Inspect and service the HVAC system – Perform regular maintenance of the HVAC unit to ensure it’s operating efficiently. Neglecting this routine can result in inflated energy bills, costly repairs, decreased air quality, and uneven distribution of warm air throughout the home. The landlord is responsible for performing this task.
Clean the attic vent – Inspect the attic vents and clear them of excessive dust and debris. Doing so ensures moisture can exit the attic freely rather than get trapped, creating a perfect environment for mould and mildew. It’s the landlord’s responsibility to execute this task.
Salt or sand the walkways, stairways, and driveways – Periodically spreading sand or salt on walkways and driveways reduces the chance of a severe injury from a fall. Usually, the tenant is responsible for this task (unless the property is an apartment or condo, in which case it’s the property manager’s job).
Clear snow from the walkways and driveways – Removing snow from walkways and driveways helps prevent injuries from falls. It also reduces the chance of melted snow seeping into the home’s foundation, which can result in costly damage over time. Usually, the tenant is responsible for this task (unless the property is an apartment or condo, in which case it’s the job of the property manager)
Upgrade attic insulation – Assess the state of the attic insulation and top it up if necessary. If the attic lacks sufficient insulation, too much heat will escape, leading to thick ice dams forming. The result is a higher energy bill and possible mould growth. The landlord is responsible for performing this task.
Adjust thermostat for winter temperatures – Set the thermostat (if it’s programmable) to temperatures suitable for winter. Doing so helps save money on heating costs, as the home is never too warm nor too cool.
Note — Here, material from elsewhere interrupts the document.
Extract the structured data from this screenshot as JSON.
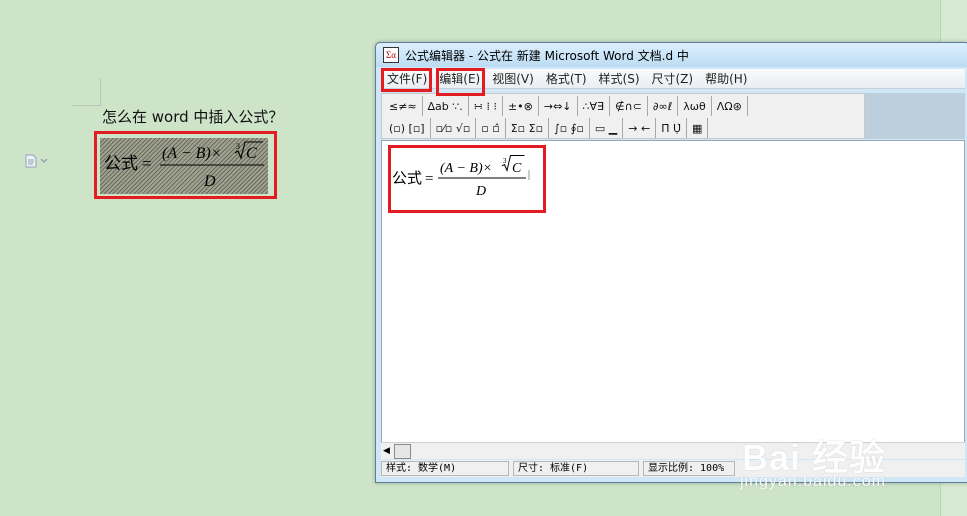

Typically, the tenant takes charge of this task.
Check the hot water tank thermostat – Inspect the tank’s thermostat to ensure it’s set to an appropriate temperature (anywhere from 54° – 60° is fine). The household won’t be able to access enough hot water if it remains too low. Either the landlord or the tenant can carry out this task.
Preparing your rental property for the winter months is essential to keep the home warm and safe from damage from frigid temperatures and heavy snowfalls.
As the landlord, it’s primarily your responsibility to winterize your home. Some tasks require a combination of specialized knowledge, tools, and expertise, so you may need to outsource parts of the work. But no matter how you get the job done, you’re the one who’s accountable for the result.
You can delegate simple duties to your tenant such as replacing the batteries in the smoke alarm and shovelling snow. But always consult with them first to ensure they’re comfortable taking responsibility for the task and can perform it safely and efficiently. Never pass on extensive and complex maintenance tasks to your tenant. Otherwise, you risk facing severe legal repercussions should something go wrong.
If you’re unsure whether you or your tenant bears responsibility for a specific task, check your jurisdiction’s legislation concerning rental property maintenance. However, it’s wise to always assume the onus is on you when in doubt.
Prepping your rental property for winter will help to keep your property in top shape for years to come. But there is no guarantee that you’ll bring in steady rent income each month. Whether due to a job loss or willful neglect, your tenant may suddenly stop paying their rent, resulting in a massive hit to your bottom line.
At SingleKey, we understand the financial and emotional toll non-paying tenants can inflict on landlords. It’s for this reason that we offer the Rent Guarantee program. Should your tenant default on their payments, you’ll receive compensation worth up to 12 months of lost rent, up to a maximum of $60,000. You also get coverage for up to $10,000 in property damage and $1,500 in legal fees to offset eviction costs.